* **Action item**
Print each record below exactly as it appears.

Start of Block

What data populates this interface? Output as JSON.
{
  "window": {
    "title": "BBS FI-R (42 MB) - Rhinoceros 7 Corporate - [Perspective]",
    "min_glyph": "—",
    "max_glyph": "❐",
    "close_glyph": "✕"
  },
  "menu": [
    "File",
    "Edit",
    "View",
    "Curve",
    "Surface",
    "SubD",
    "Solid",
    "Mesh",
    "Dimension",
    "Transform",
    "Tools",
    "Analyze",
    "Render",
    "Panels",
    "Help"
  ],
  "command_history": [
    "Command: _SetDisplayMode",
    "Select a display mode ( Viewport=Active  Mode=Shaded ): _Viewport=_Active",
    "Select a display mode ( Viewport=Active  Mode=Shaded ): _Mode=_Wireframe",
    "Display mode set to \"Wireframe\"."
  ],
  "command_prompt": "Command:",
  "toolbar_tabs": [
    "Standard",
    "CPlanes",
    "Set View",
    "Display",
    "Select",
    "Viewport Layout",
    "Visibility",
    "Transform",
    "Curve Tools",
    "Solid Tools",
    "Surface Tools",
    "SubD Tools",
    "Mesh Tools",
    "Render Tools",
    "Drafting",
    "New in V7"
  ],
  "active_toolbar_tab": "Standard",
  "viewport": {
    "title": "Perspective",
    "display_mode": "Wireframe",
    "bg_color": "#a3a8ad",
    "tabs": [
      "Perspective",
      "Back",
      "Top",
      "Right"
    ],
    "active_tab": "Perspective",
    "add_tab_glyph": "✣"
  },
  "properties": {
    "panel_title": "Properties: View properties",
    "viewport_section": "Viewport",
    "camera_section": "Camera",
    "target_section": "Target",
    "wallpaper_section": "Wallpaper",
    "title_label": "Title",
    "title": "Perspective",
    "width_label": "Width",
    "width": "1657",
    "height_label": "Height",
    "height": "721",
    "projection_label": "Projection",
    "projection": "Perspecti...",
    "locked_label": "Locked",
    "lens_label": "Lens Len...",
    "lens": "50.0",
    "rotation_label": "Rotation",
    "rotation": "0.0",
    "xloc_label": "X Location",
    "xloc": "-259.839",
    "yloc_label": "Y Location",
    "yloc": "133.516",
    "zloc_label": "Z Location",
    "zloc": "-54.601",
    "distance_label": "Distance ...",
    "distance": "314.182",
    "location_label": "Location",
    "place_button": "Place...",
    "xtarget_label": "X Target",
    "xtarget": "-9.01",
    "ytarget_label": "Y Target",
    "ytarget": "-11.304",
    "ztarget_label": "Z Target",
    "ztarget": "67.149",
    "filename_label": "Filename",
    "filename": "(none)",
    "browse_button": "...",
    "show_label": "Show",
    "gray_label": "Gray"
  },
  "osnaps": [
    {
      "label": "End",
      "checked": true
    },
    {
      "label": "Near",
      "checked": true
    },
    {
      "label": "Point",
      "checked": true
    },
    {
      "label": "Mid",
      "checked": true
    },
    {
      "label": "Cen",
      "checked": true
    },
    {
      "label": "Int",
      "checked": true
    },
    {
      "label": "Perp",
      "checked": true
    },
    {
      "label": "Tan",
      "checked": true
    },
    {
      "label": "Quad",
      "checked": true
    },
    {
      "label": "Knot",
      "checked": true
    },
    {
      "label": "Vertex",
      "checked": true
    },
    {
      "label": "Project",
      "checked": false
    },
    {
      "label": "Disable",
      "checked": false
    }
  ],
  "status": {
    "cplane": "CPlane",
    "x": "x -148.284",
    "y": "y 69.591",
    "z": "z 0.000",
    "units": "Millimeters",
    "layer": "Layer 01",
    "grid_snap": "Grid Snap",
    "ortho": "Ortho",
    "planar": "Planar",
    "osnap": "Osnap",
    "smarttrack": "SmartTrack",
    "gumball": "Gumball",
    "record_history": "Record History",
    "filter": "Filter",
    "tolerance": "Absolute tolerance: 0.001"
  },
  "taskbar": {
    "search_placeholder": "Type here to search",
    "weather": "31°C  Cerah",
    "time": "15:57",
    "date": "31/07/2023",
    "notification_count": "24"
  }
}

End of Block

* **Task answer**
What data populates this interface? Output as JSON.
{
  "window": {
    "title": "BBS FI-R (42 MB) - Rhinoceros 7 Corporate - [Perspective]",
    "min_glyph": "—",
    "max_glyph": "❐",
    "close_glyph": "✕"
  },
  "menu": [
    "File",
    "Edit",
    "View",
    "Curve",
    "Surface",
    "SubD",
    "Solid",
    "Mesh",
    "Dimension",
    "Transform",
    "Tools",
    "Analyze",
    "Render",
    "Panels",
    "Help"
  ],
  "command_history": [
    "Command: _SetDisplayMode",
    "Select a display mode ( Viewport=Active  Mode=Shaded ): _Viewport=_Active",
    "Select a display mode ( Viewport=Active  Mode=Shaded ): _Mode=_Wireframe",
    "Display mode set to \"Wireframe\"."
  ],
  "command_prompt": "Command:",
  "toolbar_tabs": [
    "Standard",
    "CPlanes",
    "Set View",
    "Display",
    "Select",
    "Viewport Layout",
    "Visibility",
    "Transform",
    "Curve Tools",
    "Solid Tools",
    "Surface Tools",
    "SubD Tools",
    "Mesh Tools",
    "Render Tools",
    "Drafting",
    "New in V7"
  ],
  "active_toolbar_tab": "Standard",
  "viewport": {
    "title": "Perspective",
    "display_mode": "Wireframe",
    "bg_color": "#a3a8ad",
    "tabs": [
      "Perspective",
      "Back",
      "Top",
      "Right"
    ],
    "active_tab": "Perspective",
    "add_tab_glyph": "✣"
  },
  "properties": {
    "panel_title": "Properties: View properties",
    "viewport_section": "Viewport",
    "camera_section": "Camera",
    "target_section": "Target",
    "wallpaper_section": "Wallpaper",
    "title_label": "Title",
    "title": "Perspective",
    "width_label": "Width",
    "width": "1657",
    "height_label": "Height",
    "height": "721",
    "projection_label": "Projection",
    "projection": "Perspecti...",
    "locked_label": "Locked",
    "lens_label": "Lens Len...",
    "lens": "50.0",
    "rotation_label": "Rotation",
    "rotation": "0.0",
    "xloc_label": "X Location",
    "xloc": "-259.839",
    "yloc_label": "Y Location",
    "yloc": "133.516",
    "zloc_label": "Z Location",
    "zloc": "-54.601",
    "distance_label": "Distance ...",
    "distance": "314.182",
    "location_label": "Location",
    "place_button": "Place...",
    "xtarget_label": "X Target",
    "xtarget": "-9.01",
    "ytarget_label": "Y Target",
    "ytarget": "-11.304",
    "ztarget_label": "Z Target",
    "ztarget": "67.149",
    "filename_label": "Filename",
    "filename": "(none)",
    "browse_button": "...",
    "show_label": "Show",
    "gray_label": "Gray"
  },
  "osnaps": [
    {
      "label": "End",
      "checked": true
    },
    {
      "label": "Near",
      "checked": true
    },
    {
      "label": "Point",
      "checked": true
    },
    {
      "label": "Mid",
      "checked": true
    },
    {
      "label": "Cen",
      "checked": true
    },
    {
      "label": "Int",
      "checked": true
    },
    {
      "label": "Perp",
      "checked": true
    },
    {
      "label": "Tan",
      "checked": true
    },
    {
      "label": "Quad",
      "checked": true
    },
    {
      "label": "Knot",
      "checked": true
    },
    {
      "label": "Vertex",
      "checked": true
    },
    {
      "label": "Project",
      "checked": false
    },
    {
      "label": "Disable",
      "checked": false
    }
  ],
  "status": {
    "cplane": "CPlane",
    "x": "x -148.284",
    "y": "y 69.591",
    "z": "z 0.000",
    "units": "Millimeters",
    "layer": "Layer 01",
    "grid_snap": "Grid Snap",
    "ortho": "Ortho",
    "planar": "Planar",
    "osnap": "Osnap",
    "smarttrack": "SmartTrack",
    "gumball": "Gumball",
    "record_history": "Record History",
    "filter": "Filter",
    "tolerance": "Absolute tolerance: 0.001"
  },
  "taskbar": {
    "search_placeholder": "Type here to search",
    "weather": "31°C  Cerah",
    "time": "15:57",
    "date": "31/07/2023",
    "notification_count": "24"
  }
}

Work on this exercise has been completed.